Given the late date of the final regs relative to the January 1, 2014 compliance date (which is statutory), I'm thinking that Uncle Sam will be running a whole bunch of state health insurance exchanges, at least for a while.  On the one hand, January 2014 isn't exactly around the corner; on the other hand, we're talking about state bureaucracies that will either have to make or buy exchanges, and both state procurement and state hiring systems may well be described as byzantine.  Not to mention the fact that many states haven't even passed the legislation necessary to establish this new state function.  Or that many are hanging back pending the Supreme Court review of the health reform law. 

Massachusetts won't be one of those making or buying this time around, of course, since it already has an exchange (we call it the Connector) up and running under the Massachusetts health reform law. The grandfathering language in the draft regs has survived (45 CFR 155.150), so folks here in Boston won't have to tweak the Connector to comply with federal requirements, at least initially. A state with an exchange up and running since January 1, 2010, and having at least the percentage of its population covered as CBO estimated in March 2011 will be covered nationally under the ACA in 2016 (95%) may continue to run its own exchange, but will need to work with HHS to determine whether there are any areas onf noncompliance with the federal exchange regs, and work to rectify them.       

As I wrote when the draft health insurance exchange regulations were released in July:

Stepping back from the details, the naysayers will say that the state subsidies built into the exchange for eligible residents will break the camel's back -- universal coverage is a pipe dream we can't afford.  The counter-argument, of course, is that we can't afford widespread uninsurance.  

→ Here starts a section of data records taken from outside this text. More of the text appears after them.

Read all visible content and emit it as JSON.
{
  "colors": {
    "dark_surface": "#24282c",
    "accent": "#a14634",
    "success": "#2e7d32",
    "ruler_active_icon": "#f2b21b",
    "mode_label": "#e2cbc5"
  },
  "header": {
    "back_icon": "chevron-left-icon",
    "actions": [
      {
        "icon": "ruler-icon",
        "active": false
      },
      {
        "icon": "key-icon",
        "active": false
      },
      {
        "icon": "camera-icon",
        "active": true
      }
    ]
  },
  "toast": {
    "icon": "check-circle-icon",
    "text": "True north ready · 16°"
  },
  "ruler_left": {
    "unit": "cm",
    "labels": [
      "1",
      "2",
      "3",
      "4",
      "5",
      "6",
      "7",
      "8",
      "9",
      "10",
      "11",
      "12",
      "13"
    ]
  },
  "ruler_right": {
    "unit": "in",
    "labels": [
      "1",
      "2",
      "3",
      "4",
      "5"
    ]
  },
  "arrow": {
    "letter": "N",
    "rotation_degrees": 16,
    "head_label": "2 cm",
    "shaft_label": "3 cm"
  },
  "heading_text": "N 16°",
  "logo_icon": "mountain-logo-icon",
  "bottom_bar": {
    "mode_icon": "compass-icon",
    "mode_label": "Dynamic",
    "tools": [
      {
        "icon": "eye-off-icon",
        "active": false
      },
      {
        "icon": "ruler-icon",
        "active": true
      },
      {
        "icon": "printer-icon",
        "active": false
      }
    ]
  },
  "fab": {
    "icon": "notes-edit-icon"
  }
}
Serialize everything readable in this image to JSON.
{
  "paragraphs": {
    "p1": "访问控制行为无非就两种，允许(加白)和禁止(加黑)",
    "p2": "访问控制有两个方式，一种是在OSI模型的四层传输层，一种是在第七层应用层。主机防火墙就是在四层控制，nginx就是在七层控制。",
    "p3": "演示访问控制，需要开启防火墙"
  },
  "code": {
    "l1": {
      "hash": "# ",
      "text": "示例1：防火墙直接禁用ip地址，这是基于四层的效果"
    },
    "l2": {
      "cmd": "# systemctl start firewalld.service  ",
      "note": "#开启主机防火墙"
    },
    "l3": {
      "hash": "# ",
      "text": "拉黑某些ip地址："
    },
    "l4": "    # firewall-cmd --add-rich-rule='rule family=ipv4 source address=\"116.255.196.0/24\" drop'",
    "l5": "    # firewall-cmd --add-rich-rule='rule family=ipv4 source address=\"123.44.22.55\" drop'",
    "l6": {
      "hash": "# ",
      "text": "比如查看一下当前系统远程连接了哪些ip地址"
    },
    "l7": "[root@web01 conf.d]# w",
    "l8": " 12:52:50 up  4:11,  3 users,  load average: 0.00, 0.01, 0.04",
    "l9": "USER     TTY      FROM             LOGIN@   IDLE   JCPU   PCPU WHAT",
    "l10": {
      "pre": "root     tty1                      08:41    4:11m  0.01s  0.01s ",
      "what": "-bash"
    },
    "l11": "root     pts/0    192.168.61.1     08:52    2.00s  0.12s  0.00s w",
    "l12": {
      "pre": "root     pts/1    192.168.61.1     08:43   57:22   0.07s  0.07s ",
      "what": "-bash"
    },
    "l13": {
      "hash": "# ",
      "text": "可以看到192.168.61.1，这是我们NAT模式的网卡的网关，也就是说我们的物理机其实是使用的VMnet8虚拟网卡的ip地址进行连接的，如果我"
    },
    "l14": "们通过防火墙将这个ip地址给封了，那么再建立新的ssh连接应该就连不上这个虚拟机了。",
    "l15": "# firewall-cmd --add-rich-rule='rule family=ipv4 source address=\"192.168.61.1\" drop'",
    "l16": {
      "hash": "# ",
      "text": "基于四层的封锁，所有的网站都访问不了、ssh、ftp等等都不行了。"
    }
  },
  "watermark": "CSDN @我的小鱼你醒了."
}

A question that remains is whether we can afford widespread underinsurance. While this set of regs is certainly long, it is not comprehensive.  About half of the reg is dedicated to matters of eligibility and enrollment.  A couple of key issues have been deferred, including the definition of the "essential health benefits" that must be offered by a "qualified health plan" or QHP -- i.e., any health plan that hopes to be listed on a state exchange. The idea is to have that set of benefits determined by reference to the local (i.e., state-level) "typical plan," which may mean the plan with the most subscribers. Carried to a logical extreme, this approach to defining QHP, while certainly respectful of market differences state to state, could end up undercutting the goals of the ACA by establishing what may be a very low threshold for coverage. This sort of state discretion runs through other aspects of the rule as well; it is not all command-and-control.

As insurers prepare themselves for working with exchanges, they must also prepare themselves for the realities of guaranteed-issue policies based on community rating and no pre-existing condition exclusions. The final regs addressing these issues for the transition period of 2014-2106 and beyond were also issued last week -- the three "R"s: Reinsurance, Risk Corridors and Risk Adjustment; read more about them here. One note on the final reg: calculation of plans' risk scores will be handled by the plans and not by the federales (thanks to comments by Congressional Republicans concerned about government holding the private health data needed for these calculations), which may introduce opportunities for disputes, and certainly reduces opportunities for some big-picture, big data trend analysis in the future.

As January 2013 approaches, some states will be working hard to demonstrate their readiness to comply with the Exchange Blueprint, while others hold back, with one eye on the Supreme Court and one eye on the Congress to be elected this fall. While the regulations allow for a varied patchwork of state exchanges, it seems likely that we will see greater uniformity across the country, with many, if not most, exchanges run -- at least initially -- by the federales or a federal contractor.      

David Harlow
The Harlow Group LLC
Health Care Law and Consulting